The nice problem our state government leaders are discussing is what to do about the budget surplus of more than $9 billion.
There is a simple answer that many would choose: go to the casino and try to double it.
Seriously though, this is a topic that deserves attention from our legislature without political wrangling.
State budget forecasting is an inexact science. Both surpluses and shortages occur as the economy reacts to government policies and other variables.
If any of us personally received a major windfall, there is the temptation to blow a lot of it. It wouldn’t be unreasonable to make a major purchase or take an extravagant trip that we normally wouldn’t be able to, but it would be wise to use most of the unanticipated funds to position ourselves for future success and stability.
We should expect the same from our leaders.
If we were handling it personally, one of the first things to consider would be paying off any debt that would then result in a better cash flow position going forward.
I would grant that the state may have some glaring needs where perhaps 5 to 10% of the surplus could be used to avoid other financial pinches.
After that though, let’s think.
Government only exists by taking money from its citizens through numerous taxes and fees. It would be only fair to return most of the surplus to where it came from.
That’s where politics gets messy, as we will see.
Some will try to make payments to everybody, which will be seen as an attempt to buy votes for this year’s election.
I question that the expense of the logistics to make individual payments would unnecessarily consume too much of the money available.
Instead, I propose moderate reductions in the income tax, sales tax, and gas tax rates that could be sustained for some time before having to be adjusted again.
Keeping in mind that the surplus came from taxpayers, a mix of reductions in those common taxes would translate quite well to those who paid it in the first place.
The worst thing our state leaders could do is put the money into several new programs.
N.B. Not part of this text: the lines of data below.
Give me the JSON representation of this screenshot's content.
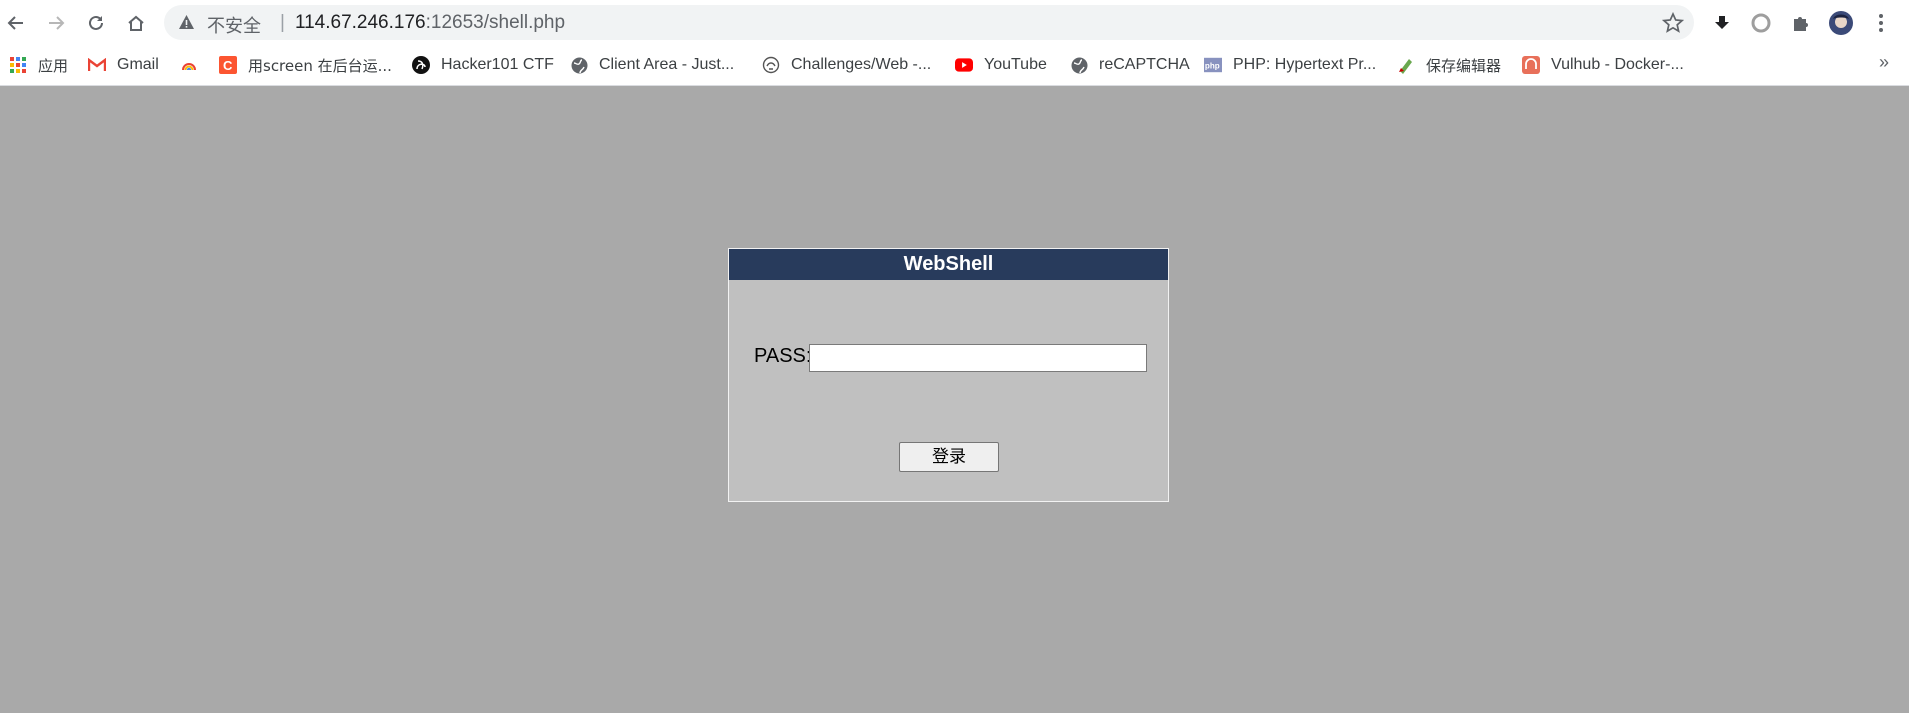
{
  "browser": {
    "security_label": "不安全",
    "separator": "|",
    "url_host": "114.67.246.176",
    "url_rest": ":12653/shell.php"
  },
  "bookmarks": [
    {
      "label": "应用",
      "icon": "apps-grid-icon"
    },
    {
      "label": "Gmail",
      "icon": "gmail-icon"
    },
    {
      "label": "",
      "icon": "rainbow-icon"
    },
    {
      "label": "用screen 在后台运...",
      "icon": "csdn-icon"
    },
    {
      "label": "Hacker101 CTF",
      "icon": "hacker101-icon"
    },
    {
      "label": "Client Area - Just...",
      "icon": "globe-icon"
    },
    {
      "label": "Challenges/Web -...",
      "icon": "rootme-icon"
    },
    {
      "label": "YouTube",
      "icon": "youtube-icon"
    },
    {
      "label": "reCAPTCHA",
      "icon": "globe-icon"
    },
    {
      "label": "PHP: Hypertext Pr...",
      "icon": "php-icon"
    },
    {
      "label": "保存编辑器",
      "icon": "editor-icon"
    },
    {
      "label": "Vulhub - Docker-...",
      "icon": "vulhub-icon"
    }
  ],
  "bookmarks_more": "»",
  "panel": {
    "title": "WebShell",
    "pass_label": "PASS:",
    "pass_value": "",
    "login_button": "登录"
  },
  "colors": {
    "page_background": "#a9a9a9",
    "panel_background": "#c0c0c0",
    "title_bar": "#283b5c"
  }
}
Then when the surplus is gone, guess what? Those programs will need more funding to continue, and that means even higher taxes permanently.
Step one is to give back the surplus in a simple but moderate method.
Then we need to address the systemic problem that our government is just way too large.
We can agree that we need government for the basics safety, infrastructure, and generally keeping things in order.
So, after the $9 billion is spent, redistributed, or wasted, I put forth to all our government units . . .
Call it by any fancy name you wish such as the Citizens No-Increase Challenge, Government Reality Project, or Lower Government Budgets (that one has a nice acronym).
For anyone running for office this year, here is a campaign opportunity for you.
This challenge is made to every level of government state, counties, cities, school districts, townships, and any other entity that has taxing authority to have absolutely no increase in total spending for two years, 2023 and 2024.
If there’s a major project that’s necessary, you can borrow to do it, but the payment goes into the operating budget which cannot increase.
No games with saying there’s no tax increase because costs were spread out over more people. You have to actually limit total spending.
If you have to spend more on anything, something else has to get reduced or eliminated. That’s how real people have to live. Our government which is supposed to work on our behalf, must learn to do the same as inflation attacks all of us.
Accept the challenge, government. I know you can do it if you try.